Source data
# # # #
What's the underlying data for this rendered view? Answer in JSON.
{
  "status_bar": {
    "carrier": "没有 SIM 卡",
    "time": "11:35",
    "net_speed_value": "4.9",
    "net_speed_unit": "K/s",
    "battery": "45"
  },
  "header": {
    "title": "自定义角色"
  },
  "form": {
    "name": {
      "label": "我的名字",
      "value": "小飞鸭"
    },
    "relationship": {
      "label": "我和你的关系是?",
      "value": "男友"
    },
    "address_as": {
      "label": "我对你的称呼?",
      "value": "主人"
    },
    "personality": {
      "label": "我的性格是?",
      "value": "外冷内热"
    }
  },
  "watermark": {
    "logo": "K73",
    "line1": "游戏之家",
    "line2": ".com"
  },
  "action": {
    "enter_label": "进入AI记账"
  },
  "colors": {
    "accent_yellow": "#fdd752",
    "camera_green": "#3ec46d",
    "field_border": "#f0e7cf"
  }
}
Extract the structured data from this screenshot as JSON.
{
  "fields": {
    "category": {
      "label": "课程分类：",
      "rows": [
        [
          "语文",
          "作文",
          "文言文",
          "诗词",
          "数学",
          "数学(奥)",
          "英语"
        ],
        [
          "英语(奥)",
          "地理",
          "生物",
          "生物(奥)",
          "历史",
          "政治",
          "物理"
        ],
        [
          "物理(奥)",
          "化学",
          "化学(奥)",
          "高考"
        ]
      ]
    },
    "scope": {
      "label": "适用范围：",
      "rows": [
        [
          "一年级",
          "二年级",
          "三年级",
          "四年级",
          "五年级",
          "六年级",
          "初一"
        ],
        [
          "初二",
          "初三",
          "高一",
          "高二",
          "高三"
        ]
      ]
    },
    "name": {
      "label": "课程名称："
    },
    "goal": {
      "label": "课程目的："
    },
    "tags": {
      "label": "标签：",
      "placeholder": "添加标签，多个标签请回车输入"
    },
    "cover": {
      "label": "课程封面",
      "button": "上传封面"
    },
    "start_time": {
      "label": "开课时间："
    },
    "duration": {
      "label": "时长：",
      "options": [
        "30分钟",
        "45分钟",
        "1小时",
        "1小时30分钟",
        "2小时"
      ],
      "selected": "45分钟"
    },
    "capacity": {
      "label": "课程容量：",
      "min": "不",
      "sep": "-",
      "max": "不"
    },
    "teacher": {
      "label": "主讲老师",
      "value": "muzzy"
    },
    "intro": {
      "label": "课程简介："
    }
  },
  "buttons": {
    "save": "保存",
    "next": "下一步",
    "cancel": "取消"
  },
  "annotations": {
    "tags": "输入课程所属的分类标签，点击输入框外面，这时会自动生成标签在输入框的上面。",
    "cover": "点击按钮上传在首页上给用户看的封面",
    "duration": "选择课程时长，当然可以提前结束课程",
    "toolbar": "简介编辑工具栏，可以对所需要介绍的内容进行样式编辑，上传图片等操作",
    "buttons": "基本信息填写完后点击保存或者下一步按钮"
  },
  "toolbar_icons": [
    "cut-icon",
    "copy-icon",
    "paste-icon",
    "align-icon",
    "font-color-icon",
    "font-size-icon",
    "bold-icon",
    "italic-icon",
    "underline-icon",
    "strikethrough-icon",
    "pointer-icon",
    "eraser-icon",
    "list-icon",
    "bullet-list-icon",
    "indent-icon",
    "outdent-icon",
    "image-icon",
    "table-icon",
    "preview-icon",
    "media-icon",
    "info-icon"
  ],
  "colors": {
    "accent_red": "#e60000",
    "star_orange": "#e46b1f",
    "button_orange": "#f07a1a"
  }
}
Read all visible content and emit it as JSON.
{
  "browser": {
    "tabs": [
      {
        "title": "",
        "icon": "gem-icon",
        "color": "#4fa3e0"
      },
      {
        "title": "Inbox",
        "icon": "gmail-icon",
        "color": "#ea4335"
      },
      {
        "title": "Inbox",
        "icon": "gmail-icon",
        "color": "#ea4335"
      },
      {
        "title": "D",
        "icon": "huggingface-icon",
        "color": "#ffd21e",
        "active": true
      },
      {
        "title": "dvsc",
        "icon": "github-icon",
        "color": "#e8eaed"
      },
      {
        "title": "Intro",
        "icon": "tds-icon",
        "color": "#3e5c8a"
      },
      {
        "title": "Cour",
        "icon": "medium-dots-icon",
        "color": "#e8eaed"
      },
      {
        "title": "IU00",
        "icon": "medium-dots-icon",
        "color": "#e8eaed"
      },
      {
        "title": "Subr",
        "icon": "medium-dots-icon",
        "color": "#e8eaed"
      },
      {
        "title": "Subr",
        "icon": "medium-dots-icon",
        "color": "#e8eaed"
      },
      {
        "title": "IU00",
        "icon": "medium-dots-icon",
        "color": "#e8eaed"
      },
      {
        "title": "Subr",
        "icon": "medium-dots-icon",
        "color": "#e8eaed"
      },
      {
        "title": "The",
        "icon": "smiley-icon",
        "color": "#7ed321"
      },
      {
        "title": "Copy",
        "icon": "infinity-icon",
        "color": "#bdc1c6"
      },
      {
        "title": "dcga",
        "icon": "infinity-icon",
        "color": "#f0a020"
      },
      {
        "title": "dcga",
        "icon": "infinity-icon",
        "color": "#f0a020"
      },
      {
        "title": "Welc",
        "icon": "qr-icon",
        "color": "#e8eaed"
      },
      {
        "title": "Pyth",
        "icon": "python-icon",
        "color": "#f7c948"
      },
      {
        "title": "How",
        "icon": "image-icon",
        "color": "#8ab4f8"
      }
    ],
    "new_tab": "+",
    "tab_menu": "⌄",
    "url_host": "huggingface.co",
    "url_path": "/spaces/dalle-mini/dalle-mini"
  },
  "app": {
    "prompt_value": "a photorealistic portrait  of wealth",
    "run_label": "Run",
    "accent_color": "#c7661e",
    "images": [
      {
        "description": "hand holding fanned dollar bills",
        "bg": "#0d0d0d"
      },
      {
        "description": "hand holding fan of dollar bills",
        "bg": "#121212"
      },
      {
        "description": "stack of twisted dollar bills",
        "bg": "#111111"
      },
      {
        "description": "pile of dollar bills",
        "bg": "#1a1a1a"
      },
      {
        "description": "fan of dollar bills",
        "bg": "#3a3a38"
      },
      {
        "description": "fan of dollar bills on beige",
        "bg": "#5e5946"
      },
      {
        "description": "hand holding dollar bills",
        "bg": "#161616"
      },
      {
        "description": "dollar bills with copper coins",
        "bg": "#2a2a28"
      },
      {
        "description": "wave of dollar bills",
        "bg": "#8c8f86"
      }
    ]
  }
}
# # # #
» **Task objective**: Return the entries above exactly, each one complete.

» **Answer to the problem**:
What's the underlying data for this rendered view? Answer in JSON.
{
  "status_bar": {
    "carrier": "没有 SIM 卡",
    "time": "11:35",
    "net_speed_value": "4.9",
    "net_speed_unit": "K/s",
    "battery": "45"
  },
  "header": {
    "title": "自定义角色"
  },
  "form": {
    "name": {
      "label": "我的名字",
      "value": "小飞鸭"
    },
    "relationship": {
      "label": "我和你的关系是?",
      "value": "男友"
    },
    "address_as": {
      "label": "我对你的称呼?",
      "value": "主人"
    },
    "personality": {
      "label": "我的性格是?",
      "value": "外冷内热"
    }
  },
  "watermark": {
    "logo": "K73",
    "line1": "游戏之家",
    "line2": ".com"
  },
  "action": {
    "enter_label": "进入AI记账"
  },
  "colors": {
    "accent_yellow": "#fdd752",
    "camera_green": "#3ec46d",
    "field_border": "#f0e7cf"
  }
}
Extract the structured data from this screenshot as JSON.
{
  "fields": {
    "category": {
      "label": "课程分类：",
      "rows": [
        [
          "语文",
          "作文",
          "文言文",
          "诗词",
          "数学",
          "数学(奥)",
          "英语"
        ],
        [
          "英语(奥)",
          "地理",
          "生物",
          "生物(奥)",
          "历史",
          "政治",
          "物理"
        ],
        [
          "物理(奥)",
          "化学",
          "化学(奥)",
          "高考"
        ]
      ]
    },
    "scope": {
      "label": "适用范围：",
      "rows": [
        [
          "一年级",
          "二年级",
          "三年级",
          "四年级",
          "五年级",
          "六年级",
          "初一"
        ],
        [
          "初二",
          "初三",
          "高一",
          "高二",
          "高三"
        ]
      ]
    },
    "name": {
      "label": "课程名称："
    },
    "goal": {
      "label": "课程目的："
    },
    "tags": {
      "label": "标签：",
      "placeholder": "添加标签，多个标签请回车输入"
    },
    "cover": {
      "label": "课程封面",
      "button": "上传封面"
    },
    "start_time": {
      "label": "开课时间："
    },
    "duration": {
      "label": "时长：",
      "options": [
        "30分钟",
        "45分钟",
        "1小时",
        "1小时30分钟",
        "2小时"
      ],
      "selected": "45分钟"
    },
    "capacity": {
      "label": "课程容量：",
      "min": "不",
      "sep": "-",
      "max": "不"
    },
    "teacher": {
      "label": "主讲老师",
      "value": "muzzy"
    },
    "intro": {
      "label": "课程简介："
    }
  },
  "buttons": {
    "save": "保存",
    "next": "下一步",
    "cancel": "取消"
  },
  "annotations": {
    "tags": "输入课程所属的分类标签，点击输入框外面，这时会自动生成标签在输入框的上面。",
    "cover": "点击按钮上传在首页上给用户看的封面",
    "duration": "选择课程时长，当然可以提前结束课程",
    "toolbar": "简介编辑工具栏，可以对所需要介绍的内容进行样式编辑，上传图片等操作",
    "buttons": "基本信息填写完后点击保存或者下一步按钮"
  },
  "toolbar_icons": [
    "cut-icon",
    "copy-icon",
    "paste-icon",
    "align-icon",
    "font-color-icon",
    "font-size-icon",
    "bold-icon",
    "italic-icon",
    "underline-icon",
    "strikethrough-icon",
    "pointer-icon",
    "eraser-icon",
    "list-icon",
    "bullet-list-icon",
    "indent-icon",
    "outdent-icon",
    "image-icon",
    "table-icon",
    "preview-icon",
    "media-icon",
    "info-icon"
  ],
  "colors": {
    "accent_red": "#e60000",
    "star_orange": "#e46b1f",
    "button_orange": "#f07a1a"
  }
}
Read all visible content and emit it as JSON.
{
  "browser": {
    "tabs": [
      {
        "title": "",
        "icon": "gem-icon",
        "color": "#4fa3e0"
      },
      {
        "title": "Inbox",
        "icon": "gmail-icon",
        "color": "#ea4335"
      },
      {
        "title": "Inbox",
        "icon": "gmail-icon",
        "color": "#ea4335"
      },
      {
        "title": "D",
        "icon": "huggingface-icon",
        "color": "#ffd21e",
        "active": true
      },
      {
        "title": "dvsc",
        "icon": "github-icon",
        "color": "#e8eaed"
      },
      {
        "title": "Intro",
        "icon": "tds-icon",
        "color": "#3e5c8a"
      },
      {
        "title": "Cour",
        "icon": "medium-dots-icon",
        "color": "#e8eaed"
      },
      {
        "title": "IU00",
        "icon": "medium-dots-icon",
        "color": "#e8eaed"
      },
      {
        "title": "Subr",
        "icon": "medium-dots-icon",
        "color": "#e8eaed"
      },
      {
        "title": "Subr",
        "icon": "medium-dots-icon",
        "color": "#e8eaed"
      },
      {
        "title": "IU00",
        "icon": "medium-dots-icon",
        "color": "#e8eaed"
      },
      {
        "title": "Subr",
        "icon": "medium-dots-icon",
        "color": "#e8eaed"
      },
      {
        "title": "The",
        "icon": "smiley-icon",
        "color": "#7ed321"
      },
      {
        "title": "Copy",
        "icon": "infinity-icon",
        "color": "#bdc1c6"
      },
      {
        "title": "dcga",
        "icon": "infinity-icon",
        "color": "#f0a020"
      },
      {
        "title": "dcga",
        "icon": "infinity-icon",
        "color": "#f0a020"
      },
      {
        "title": "Welc",
        "icon": "qr-icon",
        "color": "#e8eaed"
      },
      {
        "title": "Pyth",
        "icon": "python-icon",
        "color": "#f7c948"
      },
      {
        "title": "How",
        "icon": "image-icon",
        "color": "#8ab4f8"
      }
    ],
    "new_tab": "+",
    "tab_menu": "⌄",
    "url_host": "huggingface.co",
    "url_path": "/spaces/dalle-mini/dalle-mini"
  },
  "app": {
    "prompt_value": "a photorealistic portrait  of wealth",
    "run_label": "Run",
    "accent_color": "#c7661e",
    "images": [
      {
        "description": "hand holding fanned dollar bills",
        "bg": "#0d0d0d"
      },
      {
        "description": "hand holding fan of dollar bills",
        "bg": "#121212"
      },
      {
        "description": "stack of twisted dollar bills",
        "bg": "#111111"
      },
      {
        "description": "pile of dollar bills",
        "bg": "#1a1a1a"
      },
      {
        "description": "fan of dollar bills",
        "bg": "#3a3a38"
      },
      {
        "description": "fan of dollar bills on beige",
        "bg": "#5e5946"
      },
      {
        "description": "hand holding dollar bills",
        "bg": "#161616"
      },
      {
        "description": "dollar bills with copper coins",
        "bg": "#2a2a28"
      },
      {
        "description": "wave of dollar bills",
        "bg": "#8c8f86"
      }
    ]
  }
}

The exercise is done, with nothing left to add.